Dew doesn’t have a terrible start. It builds the adrenaline compellingly in the first half. Once the plot jumps forward years later, the rest of the movie goes downhill. The film’s second half feels dreary and longwinded, undoing all the previous momentum. The storyline suddenly switches tracks, as the sensitive teen romance deviates into a scandalous love affair. This new couple is offensive and glorifies a predatory dynamic, but their relationship scenes dominate the narrative. Every interaction between them is icky, irritating, and wildly inappropriate.
As the convoluted drama unfolds, the characters’ actions become irrational and inexcusable. Yet, the film justifies the despicable behaviour by pretending it’s a part of ~destiny~. I hate how Dew interprets this problematic pairing and equates it to a tragic gay romance. The movie’s second half resembles nothing like BL, no matter how much the story wants us to think otherwise. The ending pretends to have poignant symbolism, but I find everything trashy and ridiculous. Worst of all, the conclusion promotes irresponsible messages about the grisly fates of LGBT couples.

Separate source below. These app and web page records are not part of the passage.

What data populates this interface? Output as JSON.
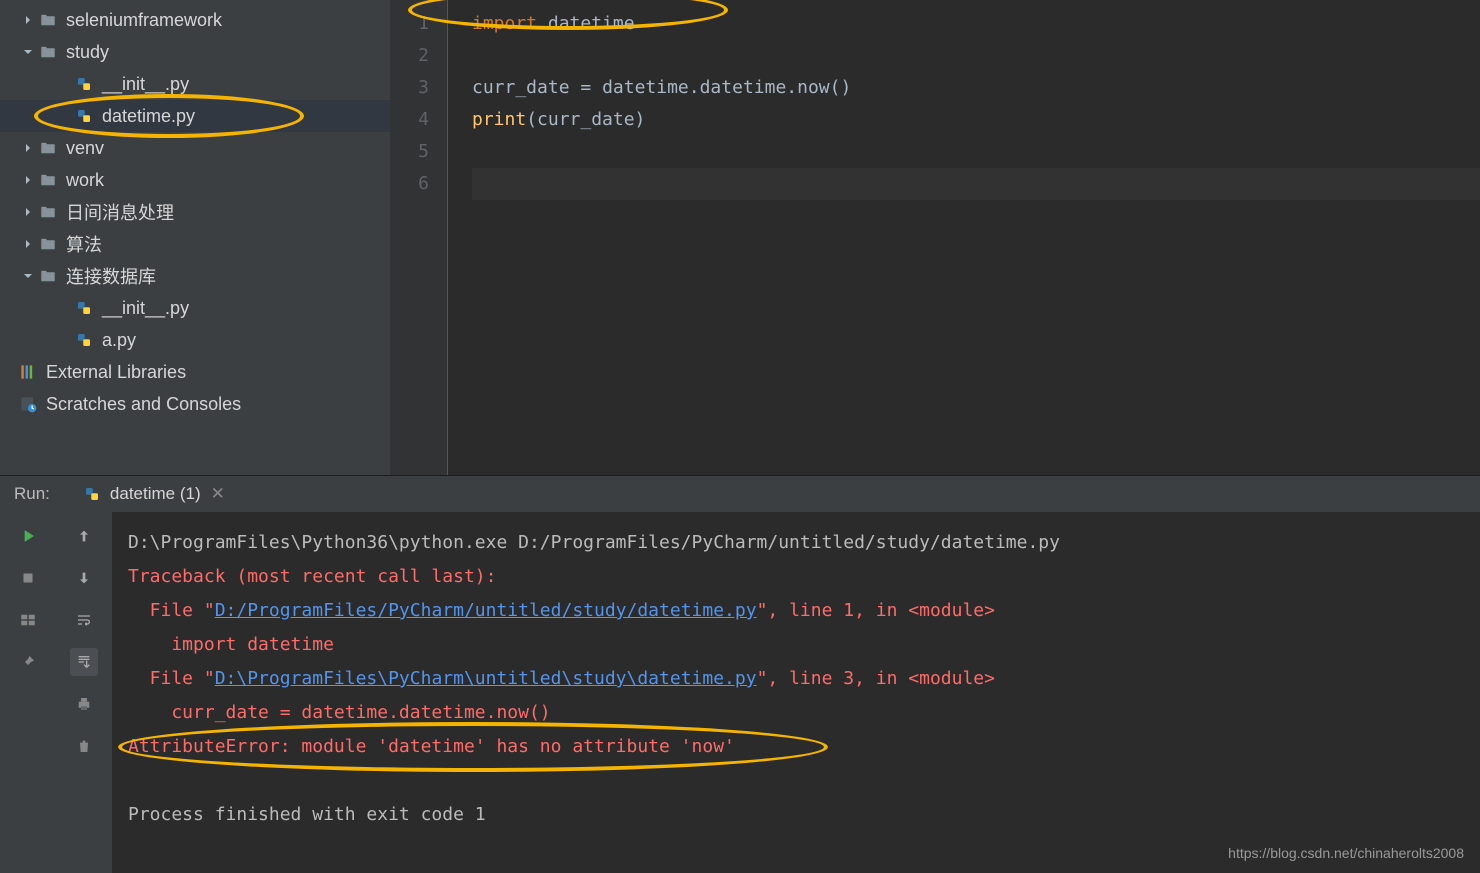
{
  "sidebar": {
    "items": [
      {
        "label": "seleniumframework",
        "type": "folder",
        "indent": 1,
        "arrow": "right"
      },
      {
        "label": "study",
        "type": "folder",
        "indent": 1,
        "arrow": "down"
      },
      {
        "label": "__init__.py",
        "type": "python",
        "indent": 2,
        "arrow": "none"
      },
      {
        "label": "datetime.py",
        "type": "python",
        "indent": 2,
        "arrow": "none",
        "selected": true,
        "highlighted": true
      },
      {
        "label": "venv",
        "type": "folder",
        "indent": 1,
        "arrow": "right"
      },
      {
        "label": "work",
        "type": "folder",
        "indent": 1,
        "arrow": "right"
      },
      {
        "label": "日间消息处理",
        "type": "folder",
        "indent": 1,
        "arrow": "right"
      },
      {
        "label": "算法",
        "type": "folder",
        "indent": 1,
        "arrow": "right"
      },
      {
        "label": "连接数据库",
        "type": "folder",
        "indent": 1,
        "arrow": "down"
      },
      {
        "label": "__init__.py",
        "type": "python",
        "indent": 2,
        "arrow": "none"
      },
      {
        "label": "a.py",
        "type": "python",
        "indent": 2,
        "arrow": "none"
      },
      {
        "label": "External Libraries",
        "type": "lib",
        "indent": 0,
        "arrow": "none"
      },
      {
        "label": "Scratches and Consoles",
        "type": "scratch",
        "indent": 0,
        "arrow": "none"
      }
    ]
  },
  "editor": {
    "line_numbers": [
      "1",
      "2",
      "3",
      "4",
      "5",
      "6"
    ],
    "code": [
      {
        "tokens": [
          {
            "t": "import ",
            "c": "kw"
          },
          {
            "t": "datetime",
            "c": "txt"
          }
        ],
        "highlighted": true
      },
      {
        "tokens": []
      },
      {
        "tokens": [
          {
            "t": "curr_date ",
            "c": "txt"
          },
          {
            "t": "= ",
            "c": "txt"
          },
          {
            "t": "datetime.datetime.now()",
            "c": "txt"
          }
        ]
      },
      {
        "tokens": [
          {
            "t": "print",
            "c": "fn"
          },
          {
            "t": "(curr_date)",
            "c": "txt"
          }
        ]
      },
      {
        "tokens": []
      },
      {
        "tokens": [],
        "current": true
      }
    ]
  },
  "run": {
    "label": "Run:",
    "tab_name": "datetime (1)",
    "console": [
      {
        "segments": [
          {
            "t": "D:\\ProgramFiles\\Python36\\python.exe D:/ProgramFiles/PyCharm/untitled/study/datetime.py",
            "c": ""
          }
        ]
      },
      {
        "segments": [
          {
            "t": "Traceback (most recent call last):",
            "c": "err"
          }
        ]
      },
      {
        "segments": [
          {
            "t": "  File \"",
            "c": "err"
          },
          {
            "t": "D:/ProgramFiles/PyCharm/untitled/study/datetime.py",
            "c": "link"
          },
          {
            "t": "\", line 1, in <module>",
            "c": "err"
          }
        ]
      },
      {
        "segments": [
          {
            "t": "    import datetime",
            "c": "err"
          }
        ]
      },
      {
        "segments": [
          {
            "t": "  File \"",
            "c": "err"
          },
          {
            "t": "D:\\ProgramFiles\\PyCharm\\untitled\\study\\datetime.py",
            "c": "link"
          },
          {
            "t": "\", line 3, in <module>",
            "c": "err"
          }
        ]
      },
      {
        "segments": [
          {
            "t": "    curr_date = datetime.datetime.now()",
            "c": "err"
          }
        ]
      },
      {
        "segments": [
          {
            "t": "AttributeError: module 'datetime' has no attribute 'now'",
            "c": "err"
          }
        ],
        "highlighted": true
      },
      {
        "segments": []
      },
      {
        "segments": [
          {
            "t": "Process finished with exit code 1",
            "c": ""
          }
        ]
      }
    ]
  },
  "watermark": "https://blog.csdn.net/chinaherolts2008"
}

The Dew movie is packed with star power. The cast consists of handsome heartthrobs, such as the dreamy Ohm and the foxy Weir. The actors give poised performances, especially the lead who portrays Pob (Nont). In addition, the director is an experienced filmmaker who has told successful gay stories (i.e. Love of Siam) throughout his career. These credentials set up my high expectations going into the film. Instead, Dew is a massive disappointment. I don’t enjoy the disastrous storytelling, distasteful romances, disturbing tropes, or disgraceful ending.
Dew begins as an angsty and melodramatic love story in the first half. The plot loses momentum halfway, transitioning into a dreary and icky love affair in the second half.
The relationship is rushed. Despite the sympathetic circumstances, I don’t feel emotionally invested in the star-crossed lovers. Later, the love story resembles nothing like a BL romance.
This movie has an appealing cast with handsome heartthrobs. These leads give poised and impressive performances, especially the young actor who portrays Pob (Nont).
Dew has a sad ending packed with poignant symbolism. However, I find the conclusion trashy and ridiculous. It also contains unfortunate implications about the grisly fates of LGBT couples.
This movie looks polished with bright visuals, beautiful styling, and cinematic flair. There are many gorgeous shots throughout the film.
Dew is a disappointing movie with questionable themes and irresponsible messaging. Although it begins as a tragic gay romance, the poorly written story spirals into problematic shenanigans.